The dust is well and truly settled on International Women’s Day for another year and as a result, I have been reflecting on IWD itself, the notion of ‘Embracing Equity’ and what real, measurable progress is being made. As the years go by, I mark the passing of the 365 days in various ways; birthdays, Christmas, annual results to name a few and at each of these points I am able to look back and clearly see what has changed over those twelve months.
And then there is International Women’s Day.
Every year it pops up and every year I get the same sinking feeling. Don’t get me wrong, I celebrate that there is a day. I celebrate that we unite behind a cause in order to move it along. It’s the pathetic pace of change which makes me feel sad, frustrated and angry. And I mean angry. Not annoyed. Not irked. Angry.

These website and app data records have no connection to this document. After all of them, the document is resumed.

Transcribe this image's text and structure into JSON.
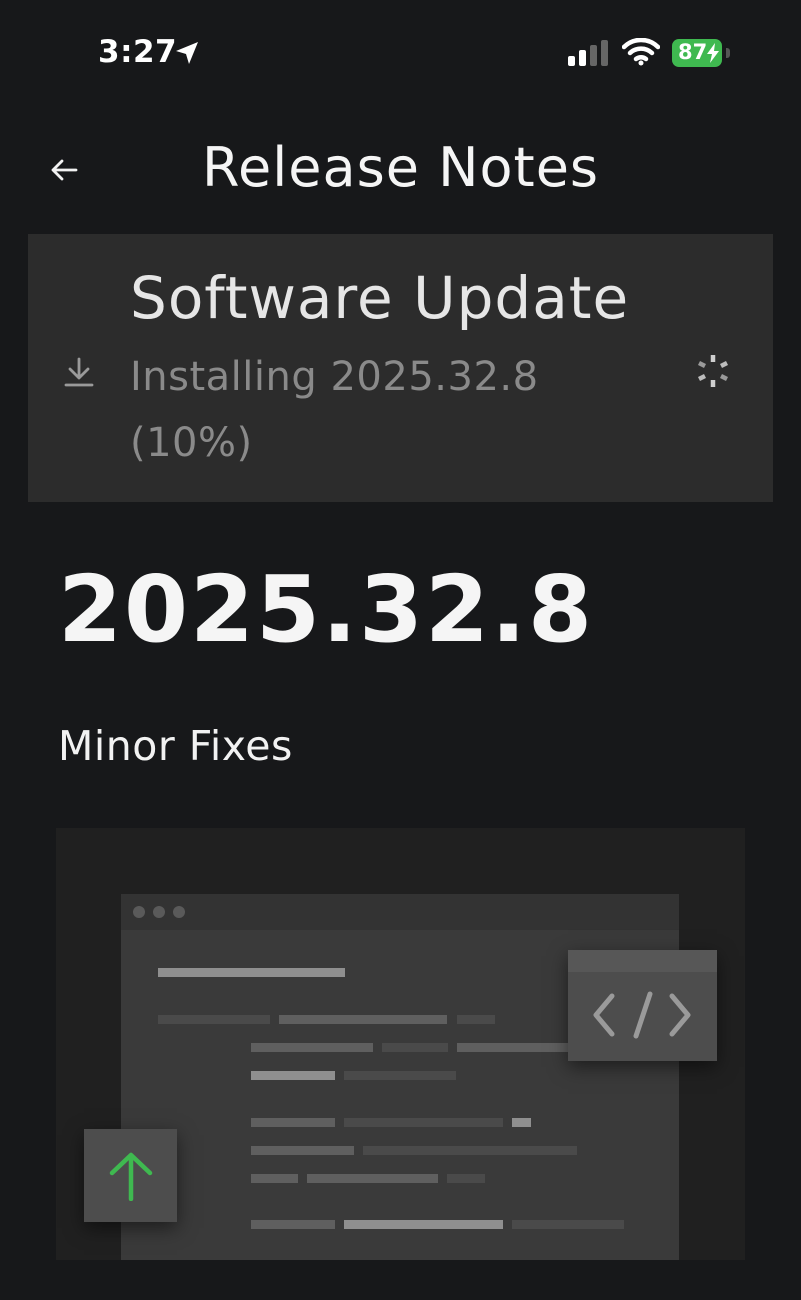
{
  "status_bar": {
    "time": "3:27",
    "battery_level": "87",
    "battery_color": "#3fb950",
    "icons": [
      "location-arrow-icon",
      "cellular-signal-icon",
      "wifi-icon",
      "battery-charging-icon"
    ]
  },
  "header": {
    "title": "Release Notes",
    "back_icon": "arrow-left-icon"
  },
  "update_card": {
    "title": "Software Update",
    "status": "Installing 2025.32.8 (10%)",
    "progress_percent": 10,
    "icons": [
      "download-icon",
      "spinner-icon"
    ]
  },
  "release": {
    "version": "2025.32.8",
    "section_title": "Minor Fixes"
  },
  "illustration": {
    "icons": [
      "code-brackets-icon",
      "upload-arrow-icon"
    ],
    "accent_color": "#3fb950"
  }
}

There is a phrase ‘if you are not angry, you are not paying attention’ which is difficult to attribute to any individual but I’m not sure that matters. What matters is that I am finding it increasingly true. The soft focus lens through which we view IWD is becoming intolerable. It’s becoming increasingly difficult to reconcile between the multitude of individuals and businesses which trot out the body gestures and naff quotes and the actual reality of the inequality in the home and workplace for women.
You may remember – although it seems like much more than just two months ago – this year’s theme was ‘Embracing Equity’. There are a lot of interpretations of equity. In our business we talk about equity in relation to ownership of the business. For IWD, I would like to think that when we use the term equity, we are looking at fairness and justice for women and that is what everyone should work towards. And the point of equity is that everyone who has it, everyone who has a stake in the success of people having equity, are able to get something back. So how’s that going?
If we are to believe the statistics – not too well. We can start with the gender pay gap, but we will wish we hadn’t. It always depends how the data is cut and spliced but as a general rule, women are still only earning 75p – 80p to the men’s £1 and the Equal Pay Act was brought in in 1972. In the finance industry, the average gender pay gap in 2022-23 was 22.7%, only marginally below the 23% reported in 2021-22.
Clearly as effective as the proverbial chocolate teapot. The World Economic Forum doesn’t expect the gap to close for 100 years. Unless we can get cryogenically frozen, women are not going to see the missing 20p any time soon.
What’s more, 75% of women find their jobs no longer make sense when they have to pay for childcare . Pregnant Then Screwed have determined that a woman earning £33k per year, post childcare costs, will take home £15 per day. I’m not sure that would cover most women’s travel and a coffee. And what it would do for motivation and mental health does not bear thinking about. By any other standard this would be deemed a crisis.
So, I hear the cry ‘what can we do to change it?’ There are absolutely ways we could make change. And fast. And I think much of it could start with stopping behaviours before they start.
Let me give you an example: At a recent external meeting, a male leader was explaining to me how a male member of staff had asked for flexible working. He was minded to turn this request down. Pretending not to understand why I straightened my smile and said, “oh why?”. The reply came, “Because if I say yes to him, everyone will want it.”
And there it was. At a stroke. One man restricts many to work flexibly and therefore by the gender domino effect, imprisons all the women in a relationship with those men. Because if the men can’t work flexibly, it will undoubtedly fall to the women to be expected to. Nothing about this even whispers equity. There is no romantic tailwind of change for us. Headwind all the way. And no sign of a government stepping in to help. This is one small example. Multiply that hundreds of times and it’s not difficult to see why we are in the mess we are in.
By any other standard this would be deemed a crisis.
The first stepping stone is acknowledging and addressing the fact there is an issue. With so many still refusing to accept we need to drive change – all of us, not just the women in the workplace – we will never get anywhere. Following that, make sure it’s a constant topic of conversation – not something only to be touched on once a year – and set goals. We measure everything in the workplace and set targets for improvement. Why should equality be any different?
Business leaders need to practise what they preach – the old adage is ‘do as I say, not as I do.’ But when it comes to equity, true equity, that simply doesn’t fly. What gets measured gets done.
If we don’t have equity and we don’t have a clear plan from the government as to how they will help, what do we have? By my maths, we have resilience to keep going, we have hope, we have a voice to call out behaviours and we have each other’s support. We have the tools to create workplaces which celebrate those who stick their head above the parapet and reward people who genuinely want to make a difference. Externally I’m warming to the idea of resorting to anger. Goodness knows we have tried everything else.